But it takes time to see anything attractive in desert life, and in 1940 the New Zealanders had to learn the hard lessons of desert page 19 lore and submit to painful self-adjustment. The troops were widely dispersed because of the danger of air attack, and unit Church parades gave place to the more intimate battery and company services. This meant much more work for the chaplain, with five or six services a morning instead of one, but it seemed more attractive and valuable. The hard formality of the parade ground was absent, and in the evenings as he wandered around the unit, the chaplain found a welcome that had not been apparent in the crowded life at Base. With the dispersal the family life and individuality of units began to grow, and the chaplain found many fresh opportunities to get to know individuals and to play his part in the corporate life. The New Zealand welfare machine which was to give such outstanding service from Alamein till the end of the war was not yet completely organised, and many chaplains felt justified in spending much of their time looking after canteens and attending to the material welfare of the men. The culmination of all their work in that year was at Christmas with its special services and festivities —the first Christmas away from home, the first Christmas celebrated in the desert.

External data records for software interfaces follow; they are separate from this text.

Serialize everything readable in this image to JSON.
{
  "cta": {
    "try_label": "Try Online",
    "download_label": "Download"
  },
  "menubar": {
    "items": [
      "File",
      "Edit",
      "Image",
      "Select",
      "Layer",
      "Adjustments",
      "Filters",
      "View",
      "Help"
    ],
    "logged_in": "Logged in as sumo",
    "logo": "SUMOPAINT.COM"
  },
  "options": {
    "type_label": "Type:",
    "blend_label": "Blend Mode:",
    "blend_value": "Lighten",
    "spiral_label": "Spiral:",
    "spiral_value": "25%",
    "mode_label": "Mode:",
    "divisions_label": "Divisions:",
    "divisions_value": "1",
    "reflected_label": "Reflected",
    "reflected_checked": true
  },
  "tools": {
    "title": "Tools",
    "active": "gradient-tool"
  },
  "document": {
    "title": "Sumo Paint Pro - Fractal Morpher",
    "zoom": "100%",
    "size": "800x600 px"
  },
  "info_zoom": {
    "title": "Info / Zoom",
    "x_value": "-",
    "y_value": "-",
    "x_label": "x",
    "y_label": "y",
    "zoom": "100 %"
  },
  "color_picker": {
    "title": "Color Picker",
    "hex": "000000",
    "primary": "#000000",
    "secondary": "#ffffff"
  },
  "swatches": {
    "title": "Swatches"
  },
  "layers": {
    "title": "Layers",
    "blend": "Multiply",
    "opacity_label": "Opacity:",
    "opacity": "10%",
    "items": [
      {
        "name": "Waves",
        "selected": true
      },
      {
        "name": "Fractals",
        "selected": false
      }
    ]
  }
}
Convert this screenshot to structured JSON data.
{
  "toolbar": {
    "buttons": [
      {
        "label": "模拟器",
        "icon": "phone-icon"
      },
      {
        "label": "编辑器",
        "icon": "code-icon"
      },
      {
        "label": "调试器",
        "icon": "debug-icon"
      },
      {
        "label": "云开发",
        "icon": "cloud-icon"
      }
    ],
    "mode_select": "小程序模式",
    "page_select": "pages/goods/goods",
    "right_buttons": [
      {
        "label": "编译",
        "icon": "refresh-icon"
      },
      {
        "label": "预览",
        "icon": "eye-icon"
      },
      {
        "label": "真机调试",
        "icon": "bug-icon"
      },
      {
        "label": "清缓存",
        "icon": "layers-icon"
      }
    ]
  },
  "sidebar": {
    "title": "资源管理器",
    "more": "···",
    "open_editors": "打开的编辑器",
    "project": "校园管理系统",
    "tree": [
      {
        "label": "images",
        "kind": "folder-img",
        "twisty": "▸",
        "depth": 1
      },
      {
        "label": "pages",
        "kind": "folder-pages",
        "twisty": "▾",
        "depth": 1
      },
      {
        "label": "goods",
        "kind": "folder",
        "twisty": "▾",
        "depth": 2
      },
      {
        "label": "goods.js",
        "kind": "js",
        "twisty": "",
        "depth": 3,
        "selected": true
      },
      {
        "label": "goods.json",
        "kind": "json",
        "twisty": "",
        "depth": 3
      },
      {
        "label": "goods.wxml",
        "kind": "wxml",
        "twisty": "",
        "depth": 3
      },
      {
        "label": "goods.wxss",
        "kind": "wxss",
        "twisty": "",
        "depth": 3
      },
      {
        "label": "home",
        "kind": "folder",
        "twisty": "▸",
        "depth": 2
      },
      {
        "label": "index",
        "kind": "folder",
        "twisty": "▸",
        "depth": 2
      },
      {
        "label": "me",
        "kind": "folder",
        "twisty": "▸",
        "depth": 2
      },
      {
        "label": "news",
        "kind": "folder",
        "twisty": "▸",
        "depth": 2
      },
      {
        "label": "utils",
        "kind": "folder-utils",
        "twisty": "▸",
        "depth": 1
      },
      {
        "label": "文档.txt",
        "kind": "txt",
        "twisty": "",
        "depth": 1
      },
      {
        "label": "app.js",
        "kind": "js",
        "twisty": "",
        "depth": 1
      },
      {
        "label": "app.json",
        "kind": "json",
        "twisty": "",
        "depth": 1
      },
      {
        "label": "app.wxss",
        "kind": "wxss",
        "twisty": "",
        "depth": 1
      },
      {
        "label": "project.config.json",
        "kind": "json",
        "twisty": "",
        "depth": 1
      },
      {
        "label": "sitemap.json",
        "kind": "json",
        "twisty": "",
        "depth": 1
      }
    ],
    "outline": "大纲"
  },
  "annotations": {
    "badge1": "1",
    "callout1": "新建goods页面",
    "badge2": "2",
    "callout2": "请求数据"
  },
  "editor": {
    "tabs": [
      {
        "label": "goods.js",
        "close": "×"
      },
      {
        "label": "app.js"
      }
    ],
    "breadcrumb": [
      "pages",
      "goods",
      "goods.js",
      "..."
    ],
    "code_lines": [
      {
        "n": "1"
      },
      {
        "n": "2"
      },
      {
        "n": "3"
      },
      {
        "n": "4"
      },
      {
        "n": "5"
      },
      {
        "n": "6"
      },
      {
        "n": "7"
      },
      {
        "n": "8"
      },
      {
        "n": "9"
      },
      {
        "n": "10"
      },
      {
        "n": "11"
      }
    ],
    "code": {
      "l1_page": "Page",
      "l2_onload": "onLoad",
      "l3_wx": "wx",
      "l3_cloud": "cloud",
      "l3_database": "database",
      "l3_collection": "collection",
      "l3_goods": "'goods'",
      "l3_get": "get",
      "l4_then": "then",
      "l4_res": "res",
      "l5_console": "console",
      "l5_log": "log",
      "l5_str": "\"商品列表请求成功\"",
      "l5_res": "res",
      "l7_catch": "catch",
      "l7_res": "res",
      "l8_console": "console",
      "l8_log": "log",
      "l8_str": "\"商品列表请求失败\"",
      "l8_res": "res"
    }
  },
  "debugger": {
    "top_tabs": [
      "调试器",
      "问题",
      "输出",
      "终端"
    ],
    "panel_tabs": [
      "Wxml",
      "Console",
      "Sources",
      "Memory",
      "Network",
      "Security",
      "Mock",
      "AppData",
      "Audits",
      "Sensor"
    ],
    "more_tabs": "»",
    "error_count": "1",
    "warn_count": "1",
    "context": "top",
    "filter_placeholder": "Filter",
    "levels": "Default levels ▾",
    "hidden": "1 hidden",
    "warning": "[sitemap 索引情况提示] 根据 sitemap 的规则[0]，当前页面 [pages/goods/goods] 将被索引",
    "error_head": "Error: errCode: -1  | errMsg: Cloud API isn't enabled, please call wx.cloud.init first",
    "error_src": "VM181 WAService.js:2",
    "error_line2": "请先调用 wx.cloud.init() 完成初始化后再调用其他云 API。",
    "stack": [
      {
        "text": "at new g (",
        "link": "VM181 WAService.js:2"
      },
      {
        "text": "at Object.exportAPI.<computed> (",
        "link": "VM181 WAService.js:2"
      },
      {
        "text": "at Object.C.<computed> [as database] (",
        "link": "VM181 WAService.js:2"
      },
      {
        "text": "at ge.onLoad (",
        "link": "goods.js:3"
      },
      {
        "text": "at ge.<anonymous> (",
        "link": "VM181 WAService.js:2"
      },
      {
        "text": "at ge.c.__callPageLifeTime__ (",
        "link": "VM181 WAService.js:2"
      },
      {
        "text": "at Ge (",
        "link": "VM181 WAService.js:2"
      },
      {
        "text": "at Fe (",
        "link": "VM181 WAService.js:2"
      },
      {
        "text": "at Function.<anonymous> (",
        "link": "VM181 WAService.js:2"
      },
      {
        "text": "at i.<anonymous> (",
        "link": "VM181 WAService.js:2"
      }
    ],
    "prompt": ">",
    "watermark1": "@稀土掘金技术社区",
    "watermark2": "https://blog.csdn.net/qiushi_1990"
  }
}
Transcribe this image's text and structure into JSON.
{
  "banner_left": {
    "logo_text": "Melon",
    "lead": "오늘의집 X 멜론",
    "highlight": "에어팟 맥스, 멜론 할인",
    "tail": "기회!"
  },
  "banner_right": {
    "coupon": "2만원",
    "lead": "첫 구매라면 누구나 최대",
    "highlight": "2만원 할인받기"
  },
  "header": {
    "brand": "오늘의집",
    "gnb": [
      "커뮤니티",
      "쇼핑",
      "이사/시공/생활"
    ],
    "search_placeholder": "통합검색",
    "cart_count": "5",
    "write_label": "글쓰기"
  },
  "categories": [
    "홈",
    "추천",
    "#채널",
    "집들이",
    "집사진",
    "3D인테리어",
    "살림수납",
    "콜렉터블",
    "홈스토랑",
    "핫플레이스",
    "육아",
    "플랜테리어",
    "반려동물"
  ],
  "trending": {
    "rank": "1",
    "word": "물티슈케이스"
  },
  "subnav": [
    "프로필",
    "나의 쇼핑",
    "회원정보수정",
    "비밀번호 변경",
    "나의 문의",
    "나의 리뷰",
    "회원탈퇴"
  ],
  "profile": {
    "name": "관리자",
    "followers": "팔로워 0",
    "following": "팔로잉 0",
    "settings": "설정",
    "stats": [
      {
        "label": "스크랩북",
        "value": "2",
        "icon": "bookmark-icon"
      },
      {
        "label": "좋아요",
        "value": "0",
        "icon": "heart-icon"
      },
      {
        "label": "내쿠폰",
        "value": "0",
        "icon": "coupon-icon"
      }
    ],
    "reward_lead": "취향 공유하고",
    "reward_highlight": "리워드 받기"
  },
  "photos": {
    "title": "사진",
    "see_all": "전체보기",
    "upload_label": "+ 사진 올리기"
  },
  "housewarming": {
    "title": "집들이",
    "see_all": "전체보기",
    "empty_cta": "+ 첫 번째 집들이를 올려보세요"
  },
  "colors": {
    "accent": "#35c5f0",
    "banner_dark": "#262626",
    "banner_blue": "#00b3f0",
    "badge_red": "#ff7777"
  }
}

When the New Zealand transport units took part in General Wavell's Libyan offensive of December 1940, Padre V. R. Jamieson,4 attached to the New Zealand Army Service Corps, began that long saga of desert campaigning which ended in Tunisia with the award of the MBE for long and faithful service. His parish was always on moving wheels, and he had to travel enormous distances to keep in touch with his men. He was present in every action fought by the Division from 1940 till the end of the Tunisian campaign in May 1943, he was Divisional Senior Chaplain from Bardia to Tripoli (November 1942 - January 1943), and he watched the growth of the ASC until his work was shared by three additional chaplains.